=== Supplied records ===
····················

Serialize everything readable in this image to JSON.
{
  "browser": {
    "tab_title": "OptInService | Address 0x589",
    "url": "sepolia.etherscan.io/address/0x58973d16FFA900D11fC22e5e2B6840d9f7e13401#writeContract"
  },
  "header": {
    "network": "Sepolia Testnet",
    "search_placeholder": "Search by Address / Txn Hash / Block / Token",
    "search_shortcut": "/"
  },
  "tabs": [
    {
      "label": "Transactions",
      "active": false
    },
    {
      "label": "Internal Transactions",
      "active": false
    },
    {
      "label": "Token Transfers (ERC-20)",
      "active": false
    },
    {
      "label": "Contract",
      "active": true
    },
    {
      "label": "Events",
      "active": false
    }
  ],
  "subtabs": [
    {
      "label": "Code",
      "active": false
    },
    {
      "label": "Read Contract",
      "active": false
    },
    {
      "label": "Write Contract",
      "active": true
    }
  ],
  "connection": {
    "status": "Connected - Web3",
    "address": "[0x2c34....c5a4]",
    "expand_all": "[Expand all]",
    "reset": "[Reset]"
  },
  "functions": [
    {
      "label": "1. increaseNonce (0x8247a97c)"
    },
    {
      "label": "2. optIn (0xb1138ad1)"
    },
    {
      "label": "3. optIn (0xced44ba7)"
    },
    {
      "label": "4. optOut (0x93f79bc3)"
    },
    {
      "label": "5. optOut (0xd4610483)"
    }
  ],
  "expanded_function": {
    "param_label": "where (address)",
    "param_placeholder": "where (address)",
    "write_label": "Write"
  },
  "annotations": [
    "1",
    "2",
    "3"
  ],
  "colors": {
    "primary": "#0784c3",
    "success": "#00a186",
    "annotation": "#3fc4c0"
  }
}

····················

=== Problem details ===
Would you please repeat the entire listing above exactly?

=== Solved problem ===
Serialize everything readable in this image to JSON.
{
  "browser": {
    "tab_title": "OptInService | Address 0x589",
    "url": "sepolia.etherscan.io/address/0x58973d16FFA900D11fC22e5e2B6840d9f7e13401#writeContract"
  },
  "header": {
    "network": "Sepolia Testnet",
    "search_placeholder": "Search by Address / Txn Hash / Block / Token",
    "search_shortcut": "/"
  },
  "tabs": [
    {
      "label": "Transactions",
      "active": false
    },
    {
      "label": "Internal Transactions",
      "active": false
    },
    {
      "label": "Token Transfers (ERC-20)",
      "active": false
    },
    {
      "label": "Contract",
      "active": true
    },
    {
      "label": "Events",
      "active": false
    }
  ],
  "subtabs": [
    {
      "label": "Code",
      "active": false
    },
    {
      "label": "Read Contract",
      "active": false
    },
    {
      "label": "Write Contract",
      "active": true
    }
  ],
  "connection": {
    "status": "Connected - Web3",
    "address": "[0x2c34....c5a4]",
    "expand_all": "[Expand all]",
    "reset": "[Reset]"
  },
  "functions": [
    {
      "label": "1. increaseNonce (0x8247a97c)"
    },
    {
      "label": "2. optIn (0xb1138ad1)"
    },
    {
      "label": "3. optIn (0xced44ba7)"
    },
    {
      "label": "4. optOut (0x93f79bc3)"
    },
    {
      "label": "5. optOut (0xd4610483)"
    }
  ],
  "expanded_function": {
    "param_label": "where (address)",
    "param_placeholder": "where (address)",
    "write_label": "Write"
  },
  "annotations": [
    "1",
    "2",
    "3"
  ],
  "colors": {
    "primary": "#0784c3",
    "success": "#00a186",
    "annotation": "#3fc4c0"
  }
}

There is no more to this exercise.